RoD: What do you think it takes to create a good song or a good video in your view? What would you call your inspiration in creating new songs?
dBoy: The most important thing for me is to never get bored. As far as inspiration is concerned, it all depends on the project. For JE T’AIME this group needs to have fun, to laugh and to live a human experience. Alcohol and drugs help a lot because we don’t really like each other.
Zoé: Exactly. We have to enjoy the song or the video first. Because we don’t really enjoy each other us.
Tall Bastard: Maybe that’s the reason why we always are very fast to write news songs. The faster they are done, the sooner we can finally be apart (laugh). So for JE T’AIME, speed is in the essence!
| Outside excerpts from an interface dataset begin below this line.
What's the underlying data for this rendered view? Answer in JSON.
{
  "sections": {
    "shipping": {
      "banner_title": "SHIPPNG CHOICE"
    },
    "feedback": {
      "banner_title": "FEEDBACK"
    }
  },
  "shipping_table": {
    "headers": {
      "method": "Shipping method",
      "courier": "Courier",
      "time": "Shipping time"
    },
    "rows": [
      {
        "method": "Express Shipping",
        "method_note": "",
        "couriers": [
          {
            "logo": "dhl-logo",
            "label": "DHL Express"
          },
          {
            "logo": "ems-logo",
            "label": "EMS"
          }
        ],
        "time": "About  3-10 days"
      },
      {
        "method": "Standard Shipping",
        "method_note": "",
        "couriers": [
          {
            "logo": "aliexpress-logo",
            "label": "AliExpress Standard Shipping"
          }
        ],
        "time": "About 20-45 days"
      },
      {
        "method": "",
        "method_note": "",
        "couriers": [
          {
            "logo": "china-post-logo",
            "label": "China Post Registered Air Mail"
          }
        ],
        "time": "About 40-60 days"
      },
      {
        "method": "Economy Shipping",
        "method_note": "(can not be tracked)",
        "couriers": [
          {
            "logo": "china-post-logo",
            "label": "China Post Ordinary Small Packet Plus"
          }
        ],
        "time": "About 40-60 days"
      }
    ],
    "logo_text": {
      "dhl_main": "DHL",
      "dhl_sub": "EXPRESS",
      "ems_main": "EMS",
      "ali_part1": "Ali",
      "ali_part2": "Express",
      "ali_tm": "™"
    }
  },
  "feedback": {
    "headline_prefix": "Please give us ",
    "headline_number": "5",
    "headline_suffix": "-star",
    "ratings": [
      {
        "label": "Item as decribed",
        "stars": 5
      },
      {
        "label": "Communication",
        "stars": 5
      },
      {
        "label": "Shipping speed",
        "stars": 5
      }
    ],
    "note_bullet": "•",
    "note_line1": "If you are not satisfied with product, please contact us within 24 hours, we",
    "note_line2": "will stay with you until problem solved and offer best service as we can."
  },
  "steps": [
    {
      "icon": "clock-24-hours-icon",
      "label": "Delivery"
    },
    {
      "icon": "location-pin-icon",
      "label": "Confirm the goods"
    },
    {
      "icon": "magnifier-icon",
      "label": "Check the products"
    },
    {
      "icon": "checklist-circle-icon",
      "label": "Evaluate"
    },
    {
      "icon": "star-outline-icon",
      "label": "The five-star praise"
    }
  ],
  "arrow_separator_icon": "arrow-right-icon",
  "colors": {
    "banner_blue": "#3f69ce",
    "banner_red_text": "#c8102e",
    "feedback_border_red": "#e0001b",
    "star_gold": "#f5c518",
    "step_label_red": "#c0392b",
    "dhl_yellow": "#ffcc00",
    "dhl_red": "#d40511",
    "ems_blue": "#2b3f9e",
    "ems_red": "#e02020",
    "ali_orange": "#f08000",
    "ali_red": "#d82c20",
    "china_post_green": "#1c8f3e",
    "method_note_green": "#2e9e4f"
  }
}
RoD: Thinking about the content of ‘Je T’Aime’ that was released back in May 2019 – it’s both extremely modern, energetic like in ‘C ++’ and still containing lots of the sounds one could call punk classics like in ‘The Flying Dutchman’. What is the creative process like in your case? How do you select songs that will go with one particular release?
dBoy: For the first album, we just had to compose the tracks one by one until we had eleven of them. We had two watchwords: dark music + make you want to dance.
Zoé: And it has not changed for the second album. It is still our motto.
Tall Bastard: One of us can start a song and then the other put their idea on it. We start a song all together. It depends. The point is to have a good idea and we always challenge each other to find a better idea. But whatever the song, if we work on it altogether, it will be finished in half a day max. As I’ve already said, time is in the essence of this band!
RoD: Are you working on something new at the moment? Could you give out any information?
dBoy: We started writing the second album a year and a half ago and a lot of things have happened in our lives during that time, I think you can hear it on this record. Today we're coming to the end, the mixing is almost finished. As I said before, this new album is much denser and more sophisticated than the first one. The lyrics are also much worked on. Less spontaneous but more thoughtful, more profound.
Tall Bastard: Yes, we are a serious band now. I hope we will be able to still have fun and be serious at the same time. And to go on tour. I want to go on tour!
RoD: If you could summarize what JE T’AIME music stands for to someone who has never listened to you before - what would you say?
dBoy: JE T’AIME is a bit like the unavowed child from an orgy between THE CURE, THE SMITHS and PIXIES.
Zoé: It is a cold-punk band. Take that as you like.
Tall Bastard: Just like Heaven!
RoD: Thank you very much for your time!
Picture by Anaïs Novembre